**Instructions to follow:** Which lines of the data below hold "into"? Copy each of them.

[Extracted data entries]
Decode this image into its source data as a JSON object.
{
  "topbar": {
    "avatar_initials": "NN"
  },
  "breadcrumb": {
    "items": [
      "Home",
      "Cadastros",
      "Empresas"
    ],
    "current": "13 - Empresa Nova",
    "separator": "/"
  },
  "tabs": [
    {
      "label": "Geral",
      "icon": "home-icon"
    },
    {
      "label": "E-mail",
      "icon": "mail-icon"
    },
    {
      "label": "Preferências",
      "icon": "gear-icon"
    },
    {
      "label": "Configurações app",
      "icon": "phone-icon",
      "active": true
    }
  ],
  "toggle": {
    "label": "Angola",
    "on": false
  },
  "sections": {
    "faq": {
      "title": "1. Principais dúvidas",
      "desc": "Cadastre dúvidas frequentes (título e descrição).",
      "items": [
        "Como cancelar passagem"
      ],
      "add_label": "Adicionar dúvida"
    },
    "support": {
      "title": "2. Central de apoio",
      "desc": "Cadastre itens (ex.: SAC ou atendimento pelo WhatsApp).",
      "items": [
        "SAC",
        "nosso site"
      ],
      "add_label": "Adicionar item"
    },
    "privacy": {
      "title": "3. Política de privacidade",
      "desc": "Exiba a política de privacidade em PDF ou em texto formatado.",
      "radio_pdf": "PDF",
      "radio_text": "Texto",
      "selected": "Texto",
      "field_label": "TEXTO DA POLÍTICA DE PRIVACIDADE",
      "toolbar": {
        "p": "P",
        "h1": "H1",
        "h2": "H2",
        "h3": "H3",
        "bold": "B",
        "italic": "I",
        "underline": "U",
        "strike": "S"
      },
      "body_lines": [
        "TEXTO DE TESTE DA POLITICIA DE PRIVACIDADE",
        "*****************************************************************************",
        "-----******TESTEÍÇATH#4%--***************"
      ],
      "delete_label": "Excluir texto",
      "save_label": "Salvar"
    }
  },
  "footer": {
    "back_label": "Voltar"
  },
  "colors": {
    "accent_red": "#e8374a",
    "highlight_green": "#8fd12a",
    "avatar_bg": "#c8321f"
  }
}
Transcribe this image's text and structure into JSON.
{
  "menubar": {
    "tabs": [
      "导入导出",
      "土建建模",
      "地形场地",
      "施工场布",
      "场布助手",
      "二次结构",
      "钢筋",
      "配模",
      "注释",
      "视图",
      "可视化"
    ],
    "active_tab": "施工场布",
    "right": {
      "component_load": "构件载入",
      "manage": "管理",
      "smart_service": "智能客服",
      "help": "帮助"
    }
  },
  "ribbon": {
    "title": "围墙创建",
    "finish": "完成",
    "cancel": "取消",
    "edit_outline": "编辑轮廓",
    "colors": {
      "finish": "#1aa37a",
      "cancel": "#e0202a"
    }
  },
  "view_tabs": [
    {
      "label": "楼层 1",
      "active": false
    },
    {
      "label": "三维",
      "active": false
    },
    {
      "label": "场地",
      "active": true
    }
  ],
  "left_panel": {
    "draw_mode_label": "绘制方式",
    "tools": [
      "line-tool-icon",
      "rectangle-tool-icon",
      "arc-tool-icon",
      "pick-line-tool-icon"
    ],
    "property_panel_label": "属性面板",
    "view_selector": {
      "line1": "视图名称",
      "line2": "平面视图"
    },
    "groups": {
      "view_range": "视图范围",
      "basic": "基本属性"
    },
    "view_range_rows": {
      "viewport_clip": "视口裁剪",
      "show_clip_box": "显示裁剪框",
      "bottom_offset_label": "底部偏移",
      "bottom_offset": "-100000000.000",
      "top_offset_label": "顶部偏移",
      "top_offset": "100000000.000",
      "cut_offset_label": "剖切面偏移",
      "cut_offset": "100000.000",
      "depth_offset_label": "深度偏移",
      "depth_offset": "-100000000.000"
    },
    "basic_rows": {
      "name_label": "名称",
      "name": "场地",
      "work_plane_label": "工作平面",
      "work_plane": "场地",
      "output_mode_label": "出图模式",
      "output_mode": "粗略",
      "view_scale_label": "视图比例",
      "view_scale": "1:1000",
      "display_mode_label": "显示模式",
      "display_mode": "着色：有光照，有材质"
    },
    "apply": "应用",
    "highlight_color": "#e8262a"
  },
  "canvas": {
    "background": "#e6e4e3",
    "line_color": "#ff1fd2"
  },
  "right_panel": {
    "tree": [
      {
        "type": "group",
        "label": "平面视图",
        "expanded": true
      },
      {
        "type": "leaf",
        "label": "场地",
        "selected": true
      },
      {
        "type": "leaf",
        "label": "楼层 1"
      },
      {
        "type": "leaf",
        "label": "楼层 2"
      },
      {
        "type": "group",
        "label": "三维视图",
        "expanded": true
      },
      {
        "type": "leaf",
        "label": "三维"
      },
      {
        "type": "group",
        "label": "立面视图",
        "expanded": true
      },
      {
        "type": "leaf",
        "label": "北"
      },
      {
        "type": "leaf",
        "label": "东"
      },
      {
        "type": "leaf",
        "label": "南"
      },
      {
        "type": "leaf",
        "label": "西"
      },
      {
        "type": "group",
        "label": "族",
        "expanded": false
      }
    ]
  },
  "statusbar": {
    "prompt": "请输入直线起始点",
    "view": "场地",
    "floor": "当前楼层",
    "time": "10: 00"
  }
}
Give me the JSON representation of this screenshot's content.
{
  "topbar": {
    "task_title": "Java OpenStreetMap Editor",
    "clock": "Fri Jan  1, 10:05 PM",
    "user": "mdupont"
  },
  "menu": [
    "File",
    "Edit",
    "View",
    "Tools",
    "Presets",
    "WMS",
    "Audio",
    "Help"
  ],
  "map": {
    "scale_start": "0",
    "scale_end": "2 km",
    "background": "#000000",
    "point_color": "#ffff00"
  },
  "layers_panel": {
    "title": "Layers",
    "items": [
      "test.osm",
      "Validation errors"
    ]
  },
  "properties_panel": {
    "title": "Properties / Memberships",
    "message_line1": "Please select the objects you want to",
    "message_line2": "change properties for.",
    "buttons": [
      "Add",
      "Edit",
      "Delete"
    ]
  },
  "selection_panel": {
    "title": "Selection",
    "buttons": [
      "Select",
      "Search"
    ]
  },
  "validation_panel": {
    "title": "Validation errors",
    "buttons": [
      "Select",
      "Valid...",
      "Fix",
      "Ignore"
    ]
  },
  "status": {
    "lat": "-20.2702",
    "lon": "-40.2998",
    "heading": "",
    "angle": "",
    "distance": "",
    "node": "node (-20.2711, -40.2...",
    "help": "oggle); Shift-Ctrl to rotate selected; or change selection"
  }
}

**Task answer:**
Decode this image into its source data as a JSON object.
Transcribe this image's text and structure into JSON.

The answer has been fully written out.